The phrase “coach on the field” has been thrown around so many times about Vinnie Sunseri it’ll make your head spin. He lacks the physical tools to likely ever make a Pro Bowl, but he makes up for it with incredibly high football IQ.
Sunseri fills the “quarterback of the defense” role that will diagnose plays before they happen and make sure teammates are always in the right places.
The Alabama alum knows he may get a little Louisiana flack for his Tide days.
“It wouldn’t be right if I didn’t catch a little bit of grief,” he said, “but hopefully I can win them over whenever I hit a couple people during the season.”
Before seeing his final season in crimson and cream cut short with a torn ACL Oct. 19, Sunseri made a pair of picks, including a weaving interception return to pay dirt versus Johnny Manziel and Texas A&M.
He won’t blow you away physically, but you’ll like what he’ll bring to New Orleans.
5th round (169th overall) – Ronald Powell | DE/OLB | Florida
After making the safest pick imaginable with their first fifth round pick, the Saints went for the gusto two picks later with Ronald Powell.
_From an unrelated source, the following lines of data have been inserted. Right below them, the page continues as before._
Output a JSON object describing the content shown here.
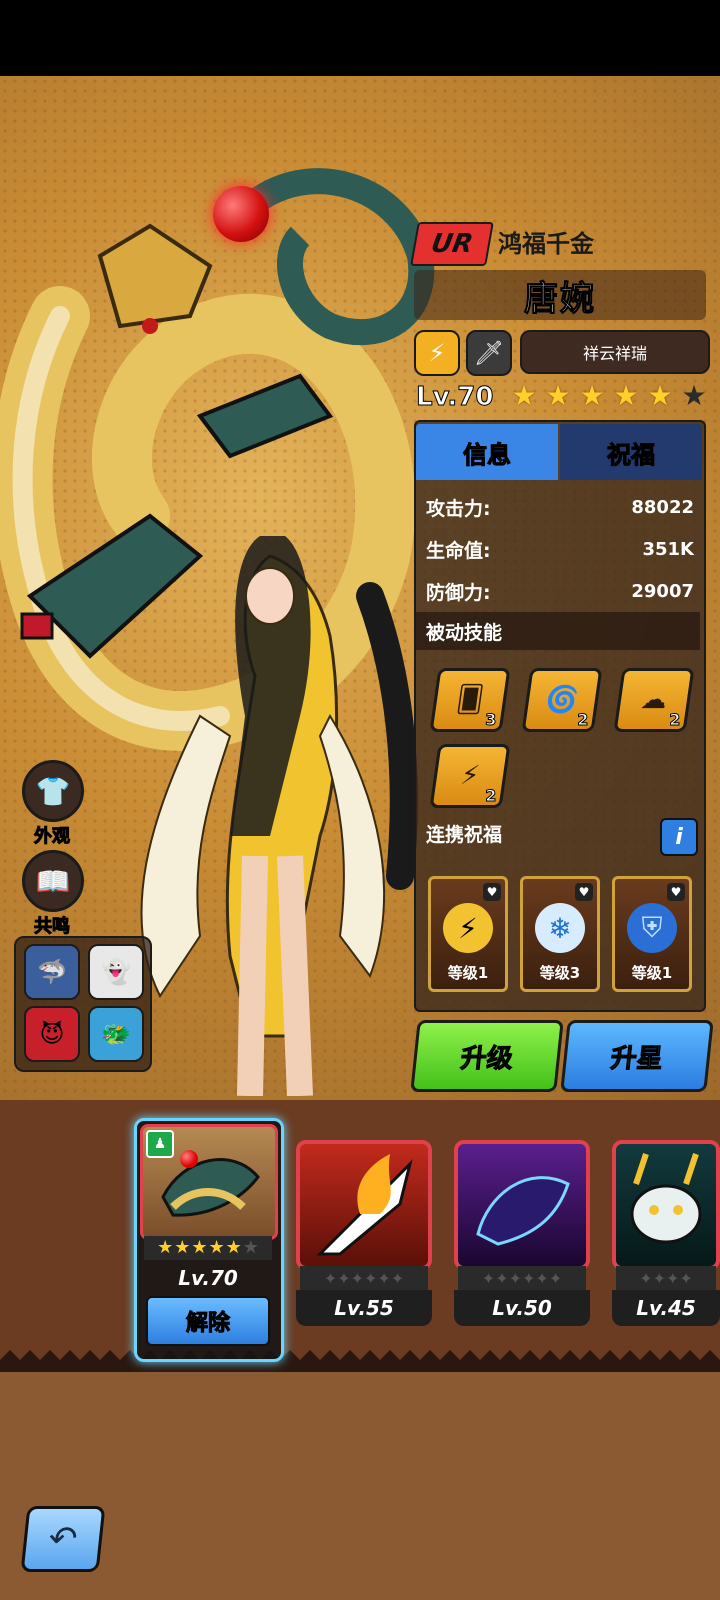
{
  "hero": {
    "rarity": "UR",
    "title": "鸿福千金",
    "name": "唐婉",
    "trait": "祥云祥瑞",
    "level": "Lv.70",
    "stars_total": 6,
    "stars_filled": 5
  },
  "tabs": {
    "info": "信息",
    "bless": "祝福"
  },
  "stats": [
    {
      "label": "攻击力:",
      "value": "88022"
    },
    {
      "label": "生命值:",
      "value": "351K"
    },
    {
      "label": "防御力:",
      "value": "29007"
    }
  ],
  "passive": {
    "header": "被动技能",
    "skills": [
      {
        "icon": "cards-icon",
        "count": "3"
      },
      {
        "icon": "wind-swirl-icon",
        "count": "2"
      },
      {
        "icon": "cloud-icon",
        "count": "2"
      },
      {
        "icon": "crack-icon",
        "count": "2"
      }
    ]
  },
  "bond": {
    "header": "连携祝福",
    "info": "i",
    "cards": [
      {
        "label": "等级1",
        "icon": "lightning-creature-icon",
        "color": "#f2c231"
      },
      {
        "label": "等级3",
        "icon": "snowflake-swirl-icon",
        "color": "#d8ecff"
      },
      {
        "label": "等级1",
        "icon": "blue-shield-icon",
        "color": "#2b6fd6"
      }
    ]
  },
  "actions": {
    "upgrade": "升级",
    "star_up": "升星"
  },
  "side": {
    "appearance": "外观",
    "resonance": "共鸣"
  },
  "equipment": {
    "selected": {
      "level": "Lv.70",
      "stars_filled": 5,
      "stars_total": 6,
      "release": "解除"
    },
    "others": [
      {
        "level": "Lv.55",
        "color": "#c22a1d"
      },
      {
        "level": "Lv.50",
        "color": "#5a1f8e"
      },
      {
        "level": "Lv.45",
        "color": "#123a3e"
      }
    ]
  },
  "colors": {
    "accent_blue": "#3a86e6",
    "accent_green": "#43c11a",
    "rarity_red": "#e53030"
  }
}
He’s your quintessential boom or bust draft pick.
Powell arrived at Florida as a 5-star and the No. 1 player in America back in 2010.
Then came the injuries.
While at Florida, Powell missed games due to an undisclosed upper body injury and a sprained ankle, and he missed the entire 2012 season after tearing his left ACL twice. That’s right. Twice!
Then as if that wasn’t enough, Powell strained his hamstring running the 40-yard dash at the NFL Combine.
Despite all those red marks against his name, Powell is an absolute physical freak and can be a multi-time All Pro selection health permitting.
“The good news for him he has recovered and played on his injury and he was a very highly recruited player,” said Saints coach Sean Payton. “We think there’s certainly upside when you watch him. He loves playing and he has great football instincts, great character. We are excited about him. He is young still.”
6th round (202nd overall) – Tavon Rooks | OT | Kansas State
Finding information on Tavon Rooks after New Orleans drafted him 202nd overall was about as hard as finding legit info on the Kennedy assassination.
Rooks was an afterthought on most experts’ draft boards, but clearly Mickey Loomis and co. saw something they missed.
And after selecting unheralded offensive linemen like Jahri Evans, Zach Strief and Jermon Bushrod, who wants to disparage this pick?
Asked what he liked about Rooks, Payton didn’t hesitate to answer:
“His athleticism. Again, I don’t want to use the word undersized but he is 299 or 300 pounds and when you watch him he is very athletic, so he can move his feet. I think there growth potential when you look at him, growth potential with regards to the weight room. I liked the way he moved around.”